%%
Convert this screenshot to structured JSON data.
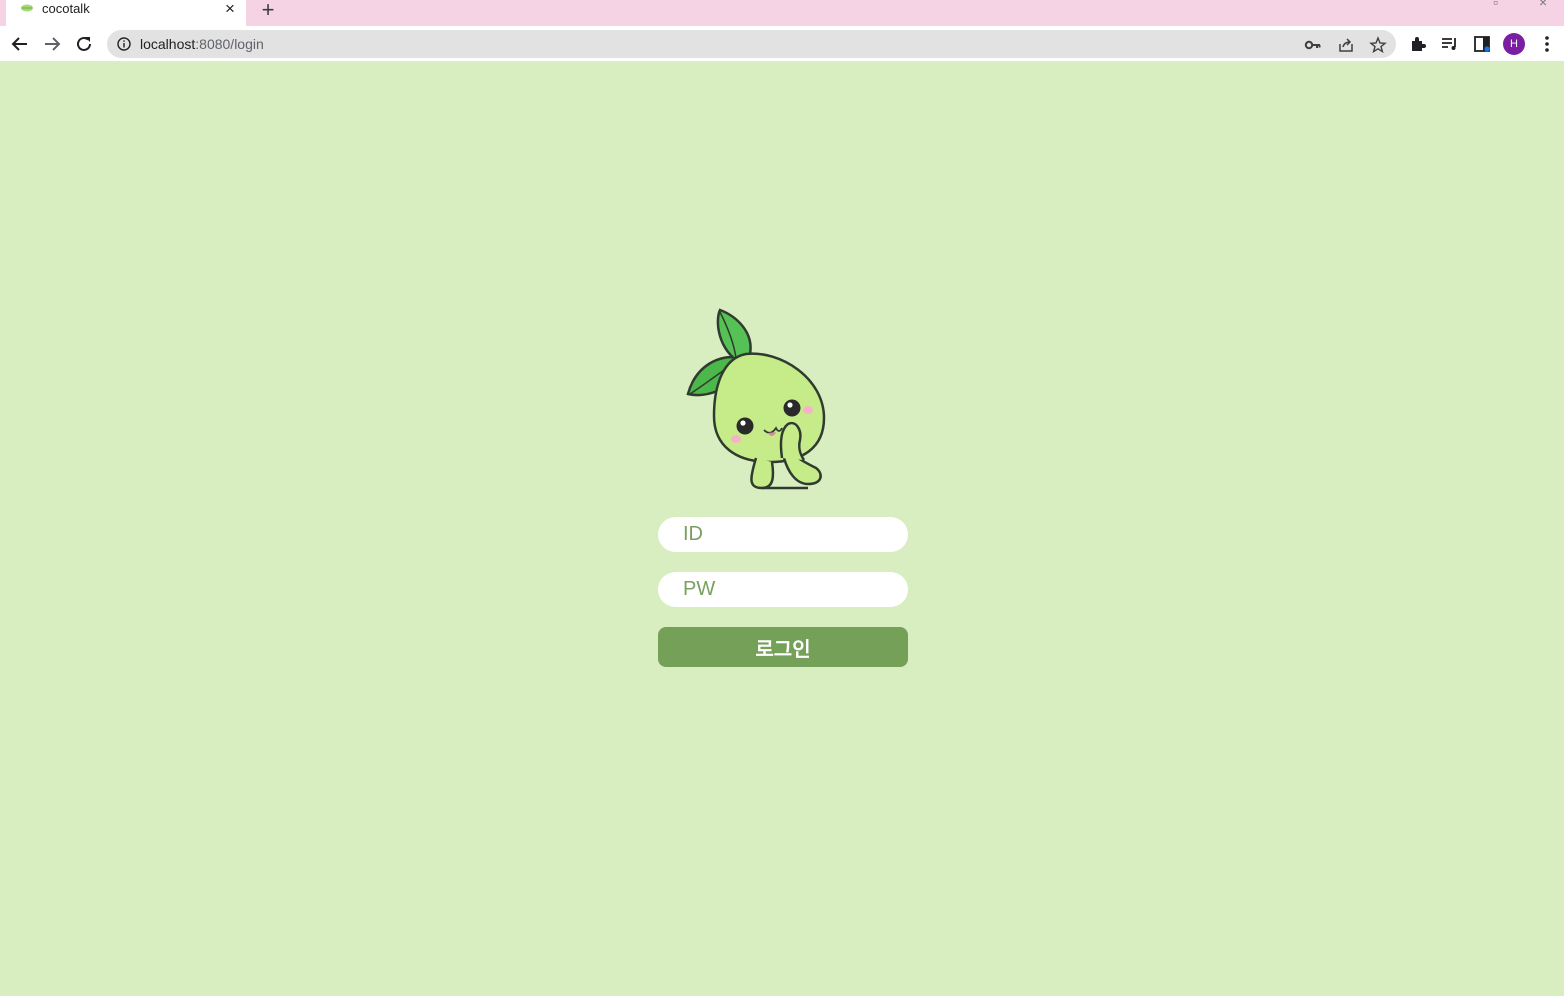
{
  "browser": {
    "tab": {
      "title": "cocotalk",
      "favicon": "leaf-icon"
    },
    "address_bar": {
      "host": "localhost",
      "path": ":8080/login"
    },
    "profile_initial": "H",
    "colors": {
      "tabstrip": "#f6d3e4",
      "avatar": "#7b1fa2"
    }
  },
  "login": {
    "id_placeholder": "ID",
    "pw_placeholder": "PW",
    "submit_label": "로그인",
    "mascot": "sprout-mascot",
    "colors": {
      "background": "#d8eec0",
      "button": "#74a058",
      "placeholder": "#78a05e"
    }
  }
}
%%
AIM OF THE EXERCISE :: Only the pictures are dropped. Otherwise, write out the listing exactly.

TASK RESPONSE ::
Convert this screenshot to structured JSON data.
{
  "browser": {
    "tab": {
      "title": "cocotalk",
      "favicon": "leaf-icon"
    },
    "address_bar": {
      "host": "localhost",
      "path": ":8080/login"
    },
    "profile_initial": "H",
    "colors": {
      "tabstrip": "#f6d3e4",
      "avatar": "#7b1fa2"
    }
  },
  "login": {
    "id_placeholder": "ID",
    "pw_placeholder": "PW",
    "submit_label": "로그인",
    "mascot": "sprout-mascot",
    "colors": {
      "background": "#d8eec0",
      "button": "#74a058",
      "placeholder": "#78a05e"
    }
  }
}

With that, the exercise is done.